This means we’re going to see YouTube videos, on the big screen, in all THREE dimensions. I bet that’s going to look AWESOME. I also bet we’re also going to hear dialogue like, “This kid got ten thousand views in a month?” “No, in a DAY.” (In fact, I wonder if Aaron Sorkin’s been approached to write it yet?)

And by the way, does it really count as a biopic if you play yourself? Was Lucas “Fred” Cruikshank not even CONSIDERED? For shame, Paramount. For shame.

Directed by An Inconvenient Truth helmer Davis Guggenheim, the film will include concert footage from Bieber’s current tour, which could be considered justification for the use of 3-D, especially when you consider the box office success of the 3-D concert films featuring Hannah Montana and The Jonas Brothers.

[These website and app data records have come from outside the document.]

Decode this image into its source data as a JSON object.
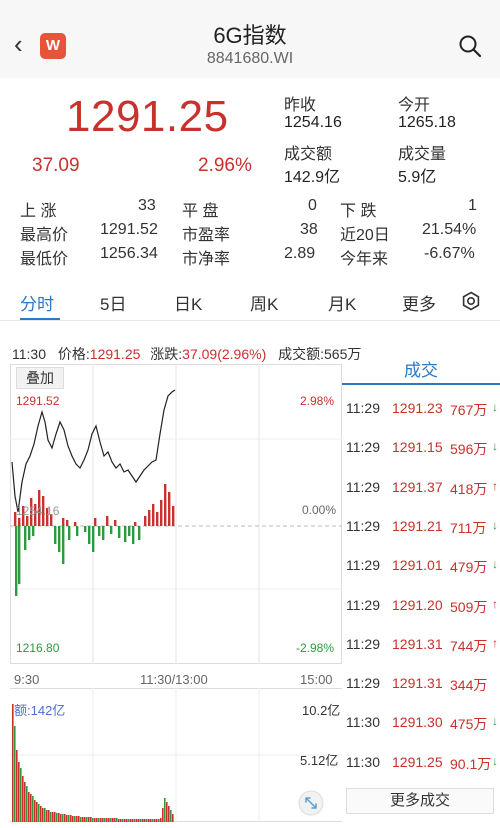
{
  "header": {
    "title": "6G指数",
    "code": "8841680.WI",
    "logo_letter": "W"
  },
  "quote": {
    "price": "1291.25",
    "change": "37.09",
    "change_pct": "2.96%",
    "prev_close_label": "昨收",
    "prev_close": "1254.16",
    "open_label": "今开",
    "open": "1265.18",
    "turnover_label": "成交额",
    "turnover": "142.9亿",
    "volume_label": "成交量",
    "volume": "5.9亿"
  },
  "stats": [
    {
      "l1": "上 涨",
      "v1": "33",
      "l2": "平 盘",
      "v2": "0",
      "l3": "下 跌",
      "v3": "1"
    },
    {
      "l1": "最高价",
      "v1": "1291.52",
      "l2": "市盈率",
      "v2": "38",
      "l3": "近20日",
      "v3": "21.54%"
    },
    {
      "l1": "最低价",
      "v1": "1256.34",
      "l2": "市净率",
      "v2": "2.89",
      "l3": "今年来",
      "v3": "-6.67%"
    }
  ],
  "tabs": [
    "分时",
    "5日",
    "日K",
    "周K",
    "月K",
    "更多"
  ],
  "info": {
    "time": "11:30",
    "price_label": "价格:",
    "price": "1291.25",
    "chg_label": "涨跌:",
    "chg": "37.09(2.96%)",
    "amt_label": "成交额:",
    "amt": "565万"
  },
  "chart": {
    "overlay_label": "叠加",
    "max_price": "1291.52",
    "min_price": "1216.80",
    "mid_price": "1254.16",
    "max_pct": "2.98%",
    "zero_pct": "0.00%",
    "min_pct": "-2.98%",
    "time_start": "9:30",
    "time_mid": "11:30/13:00",
    "time_end": "15:00",
    "vol_label": "额:142亿",
    "vol_max": "10.2亿",
    "vol_mid": "5.12亿"
  },
  "trades": {
    "header": "成交",
    "more": "更多成交",
    "rows": [
      {
        "time": "11:29",
        "price": "1291.23",
        "vol": "767万",
        "dir": "down"
      },
      {
        "time": "11:29",
        "price": "1291.15",
        "vol": "596万",
        "dir": "down"
      },
      {
        "time": "11:29",
        "price": "1291.37",
        "vol": "418万",
        "dir": "up"
      },
      {
        "time": "11:29",
        "price": "1291.21",
        "vol": "711万",
        "dir": "down"
      },
      {
        "time": "11:29",
        "price": "1291.01",
        "vol": "479万",
        "dir": "down"
      },
      {
        "time": "11:29",
        "price": "1291.20",
        "vol": "509万",
        "dir": "up"
      },
      {
        "time": "11:29",
        "price": "1291.31",
        "vol": "744万",
        "dir": "up"
      },
      {
        "time": "11:29",
        "price": "1291.31",
        "vol": "344万",
        "dir": ""
      },
      {
        "time": "11:30",
        "price": "1291.30",
        "vol": "475万",
        "dir": "down"
      },
      {
        "time": "11:30",
        "price": "1291.25",
        "vol": "90.1万",
        "dir": "down"
      }
    ]
  },
  "colors": {
    "up": "#c8312c",
    "down": "#2e9a3e",
    "accent": "#2b78c5"
  },
  "icons": {
    "back": "chevron-left-icon",
    "search": "search-icon",
    "settings": "gear-icon",
    "expand": "expand-icon"
  }
}
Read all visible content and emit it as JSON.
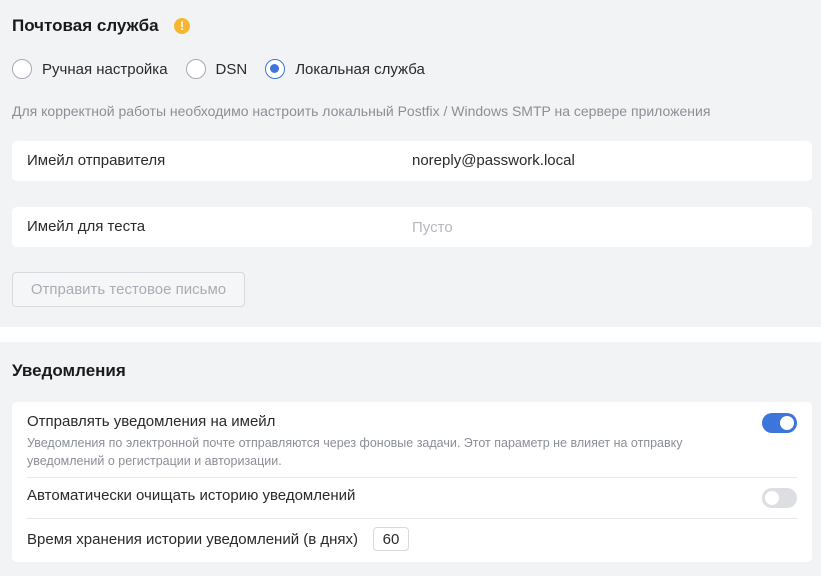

But there’s no way to interpret the decision as anything but a crass effort to take advantage of a rabid fan base who will happily pay an extra five dollars for the privilege of seeing their favorite teen star’s rise to fame through funny glasses. While 3-D can be a powerful visual tool when used well (::cough::Avatar::cough::), these unnecessary transfers may ultimately burn out audiences on the technology.

In short: Fans of 3-D film making should be picketing this movie when it opens February 11, 2011. James Cameron, I expect to see you front and center.

Related GigaOm Pro Content (subscription required): Are We Putting the 3-D Cart Before the Horse?